    Tim

    There is a difference between a slip and a failure.

    I have several thousand miles on a SRAM XX cassette, and I'd be willing to bet a person with a "pro" license puts a fair bit of strain on parts.
  • 04-27-2013
    J.B. Weld
    Quote:

    Originally Posted by LyNx View Post
    In general I'd say no, 2700km isn't too long, except for the chain and well sadly that's the big thing if left unchecked. Depending on on your conditions and if you ride in alot of mud and muck, water etc, your drivetrain parts may wear quicker than someone who lives in a dry area and doesn't ride if it's wet.

    I use XTR chains and find I can normally get around 1,000 miles out of one before it needs replacing, which is before it gets stretched far enough to start wearing out the rings and cassette. Cassette wise once you make sure and replace your chain regularly I've gotten over 5k miles out of one and I ride in all sorts of crappy weather, but as said, replace my chain regularly before it sees 1/16th" stretch over 24".



    +43^^^


    Riding until your drivetrain is completely shucked makes that $5000 rig feel like dog poo, and is less economical then replacing your chain at reasonable intervals.

    If it were me I'd get to it now, those front rings may still be OK.
  • 04-27-2013
    Cornelius Prins
    Howzit I am from South Africa we dont sue Any body so it is my decision to ride until it actully beakes I just dont want to replace parts that is still good.
    I love riding and just dont want to get ripped off
  • 04-27-2013
    Cornelius Prins
    the point is that I was toled to replace everything not just the chain and i have not experienced any problems with shifting or slipping
  • 04-27-2013
    Mutantclover
    Quote:

    Originally Posted by Cornelius Prins View Post
    the point is that I was toled to replace everything not just the chain and i have not experienced any problems with shifting or slipping

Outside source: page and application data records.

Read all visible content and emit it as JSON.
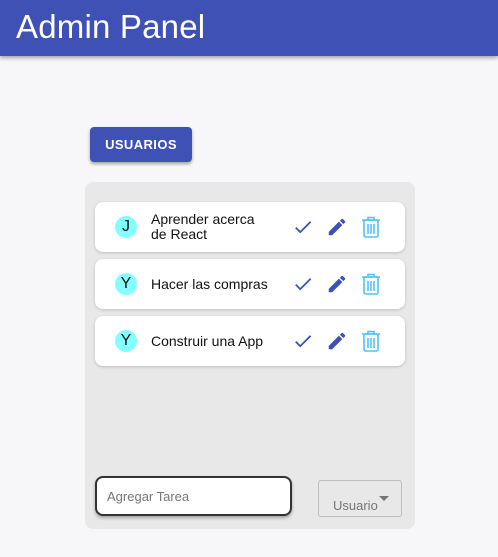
{
  "app": {
    "title": "Admin Panel",
    "accent": "#3f51b5"
  },
  "toolbar": {
    "users_label": "USUARIOS"
  },
  "tasks": [
    {
      "initial": "J",
      "text_line1": "Aprender acerca",
      "text_line2": "de React"
    },
    {
      "initial": "Y",
      "text_line1": "Hacer las compras",
      "text_line2": ""
    },
    {
      "initial": "Y",
      "text_line1": "Construir una App",
      "text_line2": ""
    }
  ],
  "icons": {
    "complete": "check-icon",
    "edit": "pencil-icon",
    "delete": "trash-icon"
  },
  "colors": {
    "avatar_bg": "#84ffff",
    "icon_primary": "#3f51b5",
    "icon_delete": "#4fc3f7"
  },
  "new_task": {
    "placeholder": "Agregar Tarea",
    "value": ""
  },
  "user_select": {
    "label": "Usuario"
  }
}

    I think that with that mileage they were not lying about it being worn out if you "go by the book." If everything is worn and you only replace the chain, you usually get chainsuck from using the new chain on a worn out chainring. So from my experience, the two options would be to either leave it all as is and keep riding until problems do arise, or replace it all. Whether or not their advice was good depends on whether you prioritize saving money or shifting quality I'd say.
  • 04-27-2013
    LyNx
    What everyone here has tried to tell you is that YES, most likely you have taken everything beyond saving, so you'll probably have to end up replacing your cassette, chain and ring(s), just ride it until you start to have issues, then change them. This being said, I would try a new chain and see if by some miracle that'll do the trick. Also would suggest you do as suggested and remove your chain and measure just how much it's stretched by.
    - I just had a guys bike here for absolutely fvcked headset bearings, had to wait a bit to get them, but got them day before and put everything back together and gave the bike a once over, seemed to be working OK, but decided to check the chain, over 24" it was stretched past a 1/4" and yet the guy said he really wasn't having any issues, just some slipping in the smaller cogs, so I put a new chain on and we'll see if that solves things. You could be this lucky if you ride like this guy, who is not a masher, but instead a spinner.

    Quote:

    Originally Posted by Cornelius Prins View Post
    the point is that I was toled to replace everything not just the chain and i have not experienced any problems with shifting or slipping